Friday, July 19, 2024
Editor's PickFeature StoryGardening for BeginnersLocal Gardener

How to Find Resources for Detecting and Identifying Plant Diseases

The Most Comprehensive Canadian Plant Diagnostic Institution Sharing

With spring approaching, as avid gardeners, we find ourselves with a long to-do list: addressing hardscaping issues, tackling spring cleanup, testing and nourishing garden soil, and more. And once we’ve planted our seeds and see them sprout and grow, new questions inevitably arise.

For those new to gardening, it’s easy to feel frustrated when plants don’t appear healthy, yet you’re unsure how to help them thrive. Just as you’d seek medical advice when feeling unwell, your plants too can benefit from diagnosis and treatment.

Here are some organizations where you may ask for help.

If you live in Ontario, you can contact either the Ottawa Plant Laboratory, or the Plant Disease Clinic at University of Guelph.                                         

If you live in BC, you can contact British Columbia Ministry of Agriculture, Fisheries and Food .

If you live in Alberta, you can contact Alberta Plant Health Lab. 

If you live in Manitoba, you can contact  AGR/MASC Service Centre.

If you live in Saskatchewan, you can submit plant diagnostics request here on the website of University of Saskatchewan.

If you live in Nova Scotia, you can submit your request here.

If you live in New Brunswick, you may want to contact Perennia

If you live in PEI, please contact PEIAL (PEI Analytical Laboratories)

  • BioCommons Park,
    23 Innovation Way,
    Charlottetown, PE C1E 0B7
    Tel: 902-620-3300, (902) 368-5261

If you live in Newfoundland, you can contact Memorial University Botanical Garden for any gardening questions or plant ID.

If you live in Quebec, you can contact Laboratoire d’expertise et de diagnostic en phytoprotection.

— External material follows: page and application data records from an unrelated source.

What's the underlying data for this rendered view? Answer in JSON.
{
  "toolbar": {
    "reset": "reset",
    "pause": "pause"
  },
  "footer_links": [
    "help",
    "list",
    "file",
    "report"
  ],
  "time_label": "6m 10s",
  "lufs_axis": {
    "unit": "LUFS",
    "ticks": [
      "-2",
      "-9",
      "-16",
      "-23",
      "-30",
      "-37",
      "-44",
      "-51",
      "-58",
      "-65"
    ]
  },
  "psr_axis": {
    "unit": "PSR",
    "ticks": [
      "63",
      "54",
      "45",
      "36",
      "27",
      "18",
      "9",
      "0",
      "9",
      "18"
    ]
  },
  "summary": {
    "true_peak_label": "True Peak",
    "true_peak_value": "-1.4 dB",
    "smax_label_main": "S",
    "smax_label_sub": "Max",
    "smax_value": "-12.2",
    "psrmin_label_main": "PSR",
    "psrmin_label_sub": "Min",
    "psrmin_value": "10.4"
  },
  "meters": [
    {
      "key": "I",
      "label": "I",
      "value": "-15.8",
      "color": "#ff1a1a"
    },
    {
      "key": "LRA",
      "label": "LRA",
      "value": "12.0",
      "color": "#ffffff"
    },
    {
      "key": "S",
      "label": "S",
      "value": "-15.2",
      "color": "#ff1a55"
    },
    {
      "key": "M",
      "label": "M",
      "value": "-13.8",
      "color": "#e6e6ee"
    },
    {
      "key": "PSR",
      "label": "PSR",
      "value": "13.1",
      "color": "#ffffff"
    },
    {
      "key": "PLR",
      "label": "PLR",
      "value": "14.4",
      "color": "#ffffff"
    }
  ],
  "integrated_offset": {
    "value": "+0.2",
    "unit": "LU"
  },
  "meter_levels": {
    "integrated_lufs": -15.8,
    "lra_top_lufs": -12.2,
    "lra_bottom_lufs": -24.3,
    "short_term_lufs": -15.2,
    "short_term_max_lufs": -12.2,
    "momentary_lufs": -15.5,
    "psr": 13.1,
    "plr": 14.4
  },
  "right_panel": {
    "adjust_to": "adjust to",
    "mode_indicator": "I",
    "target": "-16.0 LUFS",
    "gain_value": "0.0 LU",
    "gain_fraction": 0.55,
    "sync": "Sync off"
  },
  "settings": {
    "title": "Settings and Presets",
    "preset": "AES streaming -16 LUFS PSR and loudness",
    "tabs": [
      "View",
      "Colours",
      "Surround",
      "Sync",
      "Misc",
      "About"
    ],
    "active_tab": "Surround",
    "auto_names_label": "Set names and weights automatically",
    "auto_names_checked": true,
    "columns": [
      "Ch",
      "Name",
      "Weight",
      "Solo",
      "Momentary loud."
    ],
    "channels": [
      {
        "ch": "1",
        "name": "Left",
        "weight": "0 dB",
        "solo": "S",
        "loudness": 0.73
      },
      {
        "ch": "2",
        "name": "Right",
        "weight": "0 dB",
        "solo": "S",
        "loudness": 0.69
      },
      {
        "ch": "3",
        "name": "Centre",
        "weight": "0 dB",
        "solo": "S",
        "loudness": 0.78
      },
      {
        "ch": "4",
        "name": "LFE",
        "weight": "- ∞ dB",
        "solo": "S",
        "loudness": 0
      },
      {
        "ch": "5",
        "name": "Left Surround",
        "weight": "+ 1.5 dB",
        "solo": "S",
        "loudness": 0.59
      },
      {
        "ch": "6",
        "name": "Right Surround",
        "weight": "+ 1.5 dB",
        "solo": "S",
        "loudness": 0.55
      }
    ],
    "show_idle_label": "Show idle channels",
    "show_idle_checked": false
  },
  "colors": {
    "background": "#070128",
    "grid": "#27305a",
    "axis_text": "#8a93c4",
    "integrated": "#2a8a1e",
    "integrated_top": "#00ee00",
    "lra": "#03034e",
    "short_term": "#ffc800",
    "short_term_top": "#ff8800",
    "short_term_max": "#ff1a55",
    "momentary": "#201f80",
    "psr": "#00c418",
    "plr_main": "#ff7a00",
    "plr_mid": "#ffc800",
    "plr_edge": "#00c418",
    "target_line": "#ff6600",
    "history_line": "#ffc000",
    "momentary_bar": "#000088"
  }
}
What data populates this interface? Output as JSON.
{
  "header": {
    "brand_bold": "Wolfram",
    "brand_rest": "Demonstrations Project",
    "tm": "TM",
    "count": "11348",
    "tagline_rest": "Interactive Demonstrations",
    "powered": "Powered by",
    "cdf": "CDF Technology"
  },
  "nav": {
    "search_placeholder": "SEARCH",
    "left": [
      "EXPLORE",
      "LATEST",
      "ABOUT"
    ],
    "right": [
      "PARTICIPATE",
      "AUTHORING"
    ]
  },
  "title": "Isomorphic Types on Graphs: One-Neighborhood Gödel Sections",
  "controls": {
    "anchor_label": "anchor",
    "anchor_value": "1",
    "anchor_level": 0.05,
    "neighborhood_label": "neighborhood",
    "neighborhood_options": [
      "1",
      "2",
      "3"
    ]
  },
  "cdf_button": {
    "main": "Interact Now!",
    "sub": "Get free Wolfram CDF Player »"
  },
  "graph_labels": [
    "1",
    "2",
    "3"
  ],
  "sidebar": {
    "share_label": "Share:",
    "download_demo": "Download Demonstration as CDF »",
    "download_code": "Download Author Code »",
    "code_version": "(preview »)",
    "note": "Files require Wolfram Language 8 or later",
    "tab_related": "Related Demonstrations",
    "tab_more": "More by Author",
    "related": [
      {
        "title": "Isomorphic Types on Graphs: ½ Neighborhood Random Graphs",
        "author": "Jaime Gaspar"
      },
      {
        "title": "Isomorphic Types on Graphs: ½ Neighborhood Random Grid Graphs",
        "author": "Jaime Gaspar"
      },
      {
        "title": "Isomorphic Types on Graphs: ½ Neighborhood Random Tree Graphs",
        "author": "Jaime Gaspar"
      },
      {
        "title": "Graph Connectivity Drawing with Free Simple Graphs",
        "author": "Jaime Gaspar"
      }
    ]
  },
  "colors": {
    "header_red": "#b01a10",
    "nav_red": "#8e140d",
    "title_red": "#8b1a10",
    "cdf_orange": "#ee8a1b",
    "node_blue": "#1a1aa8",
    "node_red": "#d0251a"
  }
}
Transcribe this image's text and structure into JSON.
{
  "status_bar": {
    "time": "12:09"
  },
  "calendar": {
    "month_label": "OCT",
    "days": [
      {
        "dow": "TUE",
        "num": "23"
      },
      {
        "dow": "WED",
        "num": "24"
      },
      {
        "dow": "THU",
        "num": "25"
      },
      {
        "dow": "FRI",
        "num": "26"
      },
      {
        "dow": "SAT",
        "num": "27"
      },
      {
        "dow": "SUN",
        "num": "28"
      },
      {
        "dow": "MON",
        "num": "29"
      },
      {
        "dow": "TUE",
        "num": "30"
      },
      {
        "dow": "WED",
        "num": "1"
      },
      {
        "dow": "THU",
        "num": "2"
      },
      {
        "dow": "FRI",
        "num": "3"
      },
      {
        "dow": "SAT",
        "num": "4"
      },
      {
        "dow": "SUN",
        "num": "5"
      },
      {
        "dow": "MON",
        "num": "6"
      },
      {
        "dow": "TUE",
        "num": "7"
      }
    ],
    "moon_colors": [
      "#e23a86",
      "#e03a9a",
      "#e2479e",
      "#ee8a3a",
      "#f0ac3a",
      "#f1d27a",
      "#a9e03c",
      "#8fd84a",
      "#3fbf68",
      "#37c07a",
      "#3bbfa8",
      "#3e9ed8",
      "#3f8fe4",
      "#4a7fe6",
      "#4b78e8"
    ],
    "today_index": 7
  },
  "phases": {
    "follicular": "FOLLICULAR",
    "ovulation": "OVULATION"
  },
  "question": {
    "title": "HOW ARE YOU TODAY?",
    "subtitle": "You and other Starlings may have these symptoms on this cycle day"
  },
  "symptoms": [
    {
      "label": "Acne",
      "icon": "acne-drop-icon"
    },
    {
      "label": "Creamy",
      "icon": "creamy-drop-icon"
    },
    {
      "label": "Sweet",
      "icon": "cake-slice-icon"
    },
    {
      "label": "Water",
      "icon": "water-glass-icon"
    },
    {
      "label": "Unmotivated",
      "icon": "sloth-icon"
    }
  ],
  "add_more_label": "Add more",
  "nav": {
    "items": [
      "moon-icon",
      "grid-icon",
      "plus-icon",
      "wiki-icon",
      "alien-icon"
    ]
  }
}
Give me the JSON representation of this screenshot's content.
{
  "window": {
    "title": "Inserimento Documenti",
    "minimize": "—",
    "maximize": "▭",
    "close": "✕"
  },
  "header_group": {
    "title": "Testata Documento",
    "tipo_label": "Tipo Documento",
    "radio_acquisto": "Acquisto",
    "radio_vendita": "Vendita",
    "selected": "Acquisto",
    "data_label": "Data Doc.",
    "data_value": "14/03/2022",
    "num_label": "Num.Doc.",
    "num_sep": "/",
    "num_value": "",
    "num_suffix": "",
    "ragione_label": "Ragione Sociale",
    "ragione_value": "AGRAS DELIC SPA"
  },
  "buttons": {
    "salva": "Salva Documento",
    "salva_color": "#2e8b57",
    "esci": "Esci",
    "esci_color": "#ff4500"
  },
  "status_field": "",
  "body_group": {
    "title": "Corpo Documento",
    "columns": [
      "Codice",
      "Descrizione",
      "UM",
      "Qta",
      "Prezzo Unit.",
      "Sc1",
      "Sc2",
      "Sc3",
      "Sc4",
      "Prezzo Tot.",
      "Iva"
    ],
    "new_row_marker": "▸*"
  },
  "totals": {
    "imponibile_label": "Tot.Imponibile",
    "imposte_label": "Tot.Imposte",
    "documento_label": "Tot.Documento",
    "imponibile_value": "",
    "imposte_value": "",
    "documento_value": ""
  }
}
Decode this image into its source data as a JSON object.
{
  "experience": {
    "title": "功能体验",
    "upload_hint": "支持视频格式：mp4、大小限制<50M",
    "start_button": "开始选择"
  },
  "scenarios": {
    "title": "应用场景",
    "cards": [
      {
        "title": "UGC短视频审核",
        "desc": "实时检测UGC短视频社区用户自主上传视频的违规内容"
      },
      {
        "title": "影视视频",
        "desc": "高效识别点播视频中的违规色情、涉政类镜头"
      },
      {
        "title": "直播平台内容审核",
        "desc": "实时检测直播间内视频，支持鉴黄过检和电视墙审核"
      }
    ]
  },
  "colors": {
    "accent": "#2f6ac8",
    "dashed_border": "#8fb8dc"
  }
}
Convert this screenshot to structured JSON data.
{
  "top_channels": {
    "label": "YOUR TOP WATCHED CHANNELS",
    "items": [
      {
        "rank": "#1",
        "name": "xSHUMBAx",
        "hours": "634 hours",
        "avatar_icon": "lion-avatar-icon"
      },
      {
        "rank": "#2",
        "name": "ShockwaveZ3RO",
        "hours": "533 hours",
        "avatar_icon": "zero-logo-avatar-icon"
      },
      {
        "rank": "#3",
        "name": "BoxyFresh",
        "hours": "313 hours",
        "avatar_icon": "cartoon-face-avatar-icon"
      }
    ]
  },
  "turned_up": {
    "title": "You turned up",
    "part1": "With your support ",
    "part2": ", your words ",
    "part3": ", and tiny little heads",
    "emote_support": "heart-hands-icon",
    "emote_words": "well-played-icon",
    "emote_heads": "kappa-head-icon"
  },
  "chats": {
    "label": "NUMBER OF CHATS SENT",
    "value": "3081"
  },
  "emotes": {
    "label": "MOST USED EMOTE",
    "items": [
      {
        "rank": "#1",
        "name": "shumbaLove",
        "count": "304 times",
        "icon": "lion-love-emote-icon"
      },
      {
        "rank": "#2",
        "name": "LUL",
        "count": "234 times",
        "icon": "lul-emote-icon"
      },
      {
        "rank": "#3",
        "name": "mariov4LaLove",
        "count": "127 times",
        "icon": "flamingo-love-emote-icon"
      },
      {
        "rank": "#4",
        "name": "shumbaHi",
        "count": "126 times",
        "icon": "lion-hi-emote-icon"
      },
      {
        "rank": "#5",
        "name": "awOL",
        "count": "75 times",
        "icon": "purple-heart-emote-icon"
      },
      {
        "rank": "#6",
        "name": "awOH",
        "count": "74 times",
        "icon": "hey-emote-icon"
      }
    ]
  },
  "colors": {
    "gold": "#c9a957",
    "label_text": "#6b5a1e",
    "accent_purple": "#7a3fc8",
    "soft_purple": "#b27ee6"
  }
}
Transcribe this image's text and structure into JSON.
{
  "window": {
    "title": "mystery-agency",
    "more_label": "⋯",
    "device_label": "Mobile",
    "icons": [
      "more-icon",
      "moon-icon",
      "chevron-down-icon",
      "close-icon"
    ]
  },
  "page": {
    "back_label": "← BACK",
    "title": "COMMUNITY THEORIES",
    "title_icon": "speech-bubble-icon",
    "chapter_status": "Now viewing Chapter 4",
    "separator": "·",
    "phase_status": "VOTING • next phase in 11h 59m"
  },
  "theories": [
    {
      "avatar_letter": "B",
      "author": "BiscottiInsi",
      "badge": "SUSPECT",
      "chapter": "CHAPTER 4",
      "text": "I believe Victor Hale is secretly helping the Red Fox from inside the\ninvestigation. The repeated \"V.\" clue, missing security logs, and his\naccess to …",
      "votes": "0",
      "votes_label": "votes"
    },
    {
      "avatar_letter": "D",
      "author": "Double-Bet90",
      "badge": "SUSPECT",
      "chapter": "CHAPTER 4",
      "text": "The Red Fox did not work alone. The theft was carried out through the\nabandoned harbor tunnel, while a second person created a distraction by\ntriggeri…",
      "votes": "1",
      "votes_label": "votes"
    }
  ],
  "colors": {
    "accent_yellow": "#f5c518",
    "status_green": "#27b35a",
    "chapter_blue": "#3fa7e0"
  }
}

  • Complexe scientifique
    2700, rue Einstein, D.1.200h
    Québec (Québec)  G1P 3W8
    Tél. : 418 643-5027, poste 2700
    Téléc. : 418 646-6806

If you would love to explore more, here is the website for your, an amazing online tool developed by the scientists at the CFIA’s Charlottetown Laboratory,  a free, easy-to-use web=based platform for the classification and identification of closely related microorganisms.

According to Canadian Food Inspection Agency, “Clasnip (or “classification based on snips”) looks at tiny variations in genetic code called single nucleotide polymorphisms (SNPs), also known as snips. For new sample classifications, users can compare snips with curated, high-quality reference databases. This helps scientists accurately identify pathogens much faster than traditional methods — often within a few seconds! The tool has been used to quickly identify specific genetic signatures and to differentiate species from close relatives for pathogens of concern, including CLso, Brr, potato blackleg, soft rot and PVY.”

(Edited by Caroline Fu)

@ 2024 Pegasus Publications Inc.